UCAS code: LLK1
Programme requirement: A level at grade A in Mathematics
Usual standard offer: A level: grades A A B, including an A in Mathematics
International Baccalaureate: Diploma with 37 points including 6 6 6 at Higher level (to include Mathematics)
Other qualifications are considered
For further details see lse.ac.uk/ug/apply/spo
Applications 2014: 145
First year students 2014: 5
BSc Social Policy and Economics is still accepting applications for 2016 entry.
(* half unit)
Please note that not every course is available each year and that some courses may only be available with the permission of the course convenor and/or may be subject to space.
You can find the most up-to-date list of optional courses in the Programme Regulations section of the current School Calendar.
You must note however that while care has been taken to ensure that this information is up to date and correct, some circumstances may cause the School to subsequently change, suspend or withdraw a course or programme of study, or change the fees that apply to it. The School will neither be liable for information that after publication becomes inaccurate or irrelevant, nor for changing, suspending or withdrawing a course or programme of study due to circumstances outside of its control. You must also note that places are limited on some courses and/or subject to specific entry requirements. The School cannot therefore guarantee places on its courses. You should visit the School’s Calendar, or contact the relevant academic department, for information on the availability and/or content of courses and programmes of study. Certain substantive changes will be listed on the updated undergraduate course and programme information page.
In the first year you will study Foundations of Social Policy which gives you a framework for understanding how and why societies have developed a variety of institutional arrangements to provide for their social welfare needs, focusing on key developments in Britain since the nineteenth century, but within a comparative perspective. You have the choice of either Economics A or Economics B. Economics A provides a foundation in economics, primarily to those without significant background in the subject. Economics B is an introductory course in microeconomics and macroeconomics. Quantitative Methods (Mathematics) is a basic course in Mathematics for students who have at least an AS-level in Mathematics, or equivalent. Quantitative Methods (Statistics) develops the elementary statistical tools necessary for further study in management and economics with an emphasis on the applicability of the methods to management and economic problems. Social Economics and Policy provides an introduction to theories and concepts of social economics; it considers how the market economy affects people’s lives and looks at the arguments for and against government intervention in different social policy areas.
Second and third years
In the second year you will study Comparative and International Social Policy which examines the distinct challenges of welfare provision faced by countries from across Europe and the developing world.. Research Methods for Social Policy will give you a comprehensive introduction to methods of social research with a statistical emphasis. Microeconomic Principles I is an intermediate course in microeconomic analysis. You have the choice of either Macroeconomic Principles, an intermediate course in macroeconomic analysis or Introduction to Econometrics aims to present the theory and practice of empirical research in economics.

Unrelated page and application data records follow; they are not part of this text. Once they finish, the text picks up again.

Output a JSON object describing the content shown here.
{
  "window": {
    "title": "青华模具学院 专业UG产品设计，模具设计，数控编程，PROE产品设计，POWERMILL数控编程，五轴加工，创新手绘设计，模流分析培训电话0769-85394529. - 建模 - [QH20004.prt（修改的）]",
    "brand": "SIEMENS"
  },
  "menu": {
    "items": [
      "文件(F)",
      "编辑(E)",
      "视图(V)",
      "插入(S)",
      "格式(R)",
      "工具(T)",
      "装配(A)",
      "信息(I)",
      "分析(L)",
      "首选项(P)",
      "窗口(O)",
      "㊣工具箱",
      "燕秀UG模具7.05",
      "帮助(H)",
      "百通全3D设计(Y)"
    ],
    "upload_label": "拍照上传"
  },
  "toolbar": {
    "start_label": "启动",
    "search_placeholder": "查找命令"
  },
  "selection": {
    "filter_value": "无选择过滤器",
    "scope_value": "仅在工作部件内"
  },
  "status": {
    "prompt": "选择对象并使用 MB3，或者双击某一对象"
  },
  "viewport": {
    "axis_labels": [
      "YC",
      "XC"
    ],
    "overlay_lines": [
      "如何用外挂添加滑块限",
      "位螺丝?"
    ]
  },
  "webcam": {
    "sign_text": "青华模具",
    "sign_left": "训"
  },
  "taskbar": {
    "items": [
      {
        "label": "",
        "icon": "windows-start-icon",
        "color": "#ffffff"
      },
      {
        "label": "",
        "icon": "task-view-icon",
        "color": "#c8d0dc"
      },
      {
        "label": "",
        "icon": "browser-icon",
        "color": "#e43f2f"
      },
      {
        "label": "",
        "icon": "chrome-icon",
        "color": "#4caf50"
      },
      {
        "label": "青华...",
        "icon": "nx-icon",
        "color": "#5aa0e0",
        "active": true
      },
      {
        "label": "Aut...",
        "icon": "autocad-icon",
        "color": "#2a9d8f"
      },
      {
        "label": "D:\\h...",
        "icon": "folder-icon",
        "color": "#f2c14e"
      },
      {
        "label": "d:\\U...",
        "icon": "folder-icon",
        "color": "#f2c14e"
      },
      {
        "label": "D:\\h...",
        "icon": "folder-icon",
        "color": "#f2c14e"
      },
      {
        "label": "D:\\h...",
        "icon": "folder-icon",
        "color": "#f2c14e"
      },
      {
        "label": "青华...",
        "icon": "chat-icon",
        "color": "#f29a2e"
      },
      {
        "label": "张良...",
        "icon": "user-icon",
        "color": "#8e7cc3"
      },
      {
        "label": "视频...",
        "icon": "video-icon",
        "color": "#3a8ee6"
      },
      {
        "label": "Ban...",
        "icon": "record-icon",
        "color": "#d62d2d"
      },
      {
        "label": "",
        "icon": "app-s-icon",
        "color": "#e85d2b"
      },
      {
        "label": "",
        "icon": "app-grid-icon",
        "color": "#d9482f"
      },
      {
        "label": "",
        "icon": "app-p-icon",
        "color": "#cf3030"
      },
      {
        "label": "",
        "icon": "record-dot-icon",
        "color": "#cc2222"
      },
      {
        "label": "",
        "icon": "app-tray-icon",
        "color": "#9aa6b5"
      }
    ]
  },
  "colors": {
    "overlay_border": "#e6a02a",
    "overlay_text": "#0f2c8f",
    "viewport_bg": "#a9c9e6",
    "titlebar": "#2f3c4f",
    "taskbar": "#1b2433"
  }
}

The third year core courses are; Public Economics, which develops theoretical and applied public economics using intermediate economic theory; and a long essay on a relevant topic which gives you the opportunity to explore an area of interest in some depth. You choose your final two courses from the options available throughout social policy, economics or an outside option.